On December 6th, the MD Anderson Cancer Center and NIH have announced that they will be funding a clinical trial that will combine two Mesoblast technologies: 1) Mesenchymal Precursor Cell (MPC)-based expansion, and 2) Ex-vivo fucosylation of hematopoietic stem cells (HSCs) for cord blood transplantation in cancer patients.
The purpose of the trial is to provide clinical data to indicate whether these technologies can interact synergistically to promote faster cord blood HSC engraftment for bone marrow transplant patients.
Mesoblast Clinical Trial Evolution
Headquartered in Melbourne, Australia, Mesoblast Limited is a regenerative medicine company. It was founded by Silviu Itescu in 2004, and he remains at the helm of the company as CEO and Managing Director. Mesoblast is best known for its development of mesenchymal lineage cells, including mesenchymal precursor cells (MPCs) and mesenchymal stem cells (MSCs).

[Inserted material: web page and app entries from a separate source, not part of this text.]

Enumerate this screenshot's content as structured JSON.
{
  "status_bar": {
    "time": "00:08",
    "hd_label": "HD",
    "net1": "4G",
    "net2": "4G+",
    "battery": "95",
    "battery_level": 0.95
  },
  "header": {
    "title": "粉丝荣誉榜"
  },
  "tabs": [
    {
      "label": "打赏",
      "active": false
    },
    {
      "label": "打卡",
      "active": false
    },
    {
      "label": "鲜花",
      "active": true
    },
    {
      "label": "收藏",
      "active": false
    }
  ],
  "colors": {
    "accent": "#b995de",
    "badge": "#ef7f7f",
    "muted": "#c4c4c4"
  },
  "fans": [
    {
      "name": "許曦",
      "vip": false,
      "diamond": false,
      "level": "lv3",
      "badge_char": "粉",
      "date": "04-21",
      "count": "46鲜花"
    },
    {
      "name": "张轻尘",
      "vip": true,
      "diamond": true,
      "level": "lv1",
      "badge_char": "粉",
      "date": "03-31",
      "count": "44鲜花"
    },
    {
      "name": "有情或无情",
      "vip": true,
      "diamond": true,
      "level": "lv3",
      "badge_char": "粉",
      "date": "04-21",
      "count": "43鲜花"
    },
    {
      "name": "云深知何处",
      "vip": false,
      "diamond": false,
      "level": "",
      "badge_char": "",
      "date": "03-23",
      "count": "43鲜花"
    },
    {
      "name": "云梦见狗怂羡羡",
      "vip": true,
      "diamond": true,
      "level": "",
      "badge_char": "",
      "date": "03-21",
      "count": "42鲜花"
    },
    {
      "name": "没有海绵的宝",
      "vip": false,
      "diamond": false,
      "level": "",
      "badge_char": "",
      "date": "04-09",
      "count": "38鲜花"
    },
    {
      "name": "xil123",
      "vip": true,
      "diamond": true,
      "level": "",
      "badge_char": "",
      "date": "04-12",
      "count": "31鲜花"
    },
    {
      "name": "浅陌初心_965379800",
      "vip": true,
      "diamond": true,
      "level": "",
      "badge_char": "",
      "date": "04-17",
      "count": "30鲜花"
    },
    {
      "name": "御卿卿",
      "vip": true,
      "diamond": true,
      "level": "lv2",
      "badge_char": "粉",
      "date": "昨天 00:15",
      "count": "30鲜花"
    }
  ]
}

To date, Mesoblast has had the Japanese government approve TEMCELL® HS. Inj, a product that it licensed to JCR Pharmaceuticals Co. Ltd for the treatment of graft vs host disease (GvHD). In addition to launching the first allogeneic cell-based product to receive full regulatory approval in Japan, Mesoblast expects to launch the first industrially manufactured allogeneic cell-based product in the U.S., stating “Our product candidate, MSC-100-IV, has orphan drug designation and is being developed under an accelerated regulatory approval pathway in line with FDA discussions for children with steroid-refractory acute graft versus host disease.”
Mesoblast also has two other lead product candidates, MPC-150-IM and MPC-06-ID, whic are in Phase 3 programs targeting advanced chronic heart failure and chronic low back pain.
Now, the company is exploring its Mesenchymal Precursor Cell (MPC)-based expansion technologies in conjunction with the MD Anderson Cancer Center (MDACC) and the NIH.
As stated by Dr. Shpall of the MDACC, “Our data suggest that combining Mesoblast’s MPC-based HSC expansion and ex vivo fucosylation technologies may be the optimal clinical strategy for rapid engraftment of cord blood transplants, potentially making cord blood transplantation a real option for many desperate patients who cannot find a suitable alternative.”
To learn more, view the full Mesoblast press release here.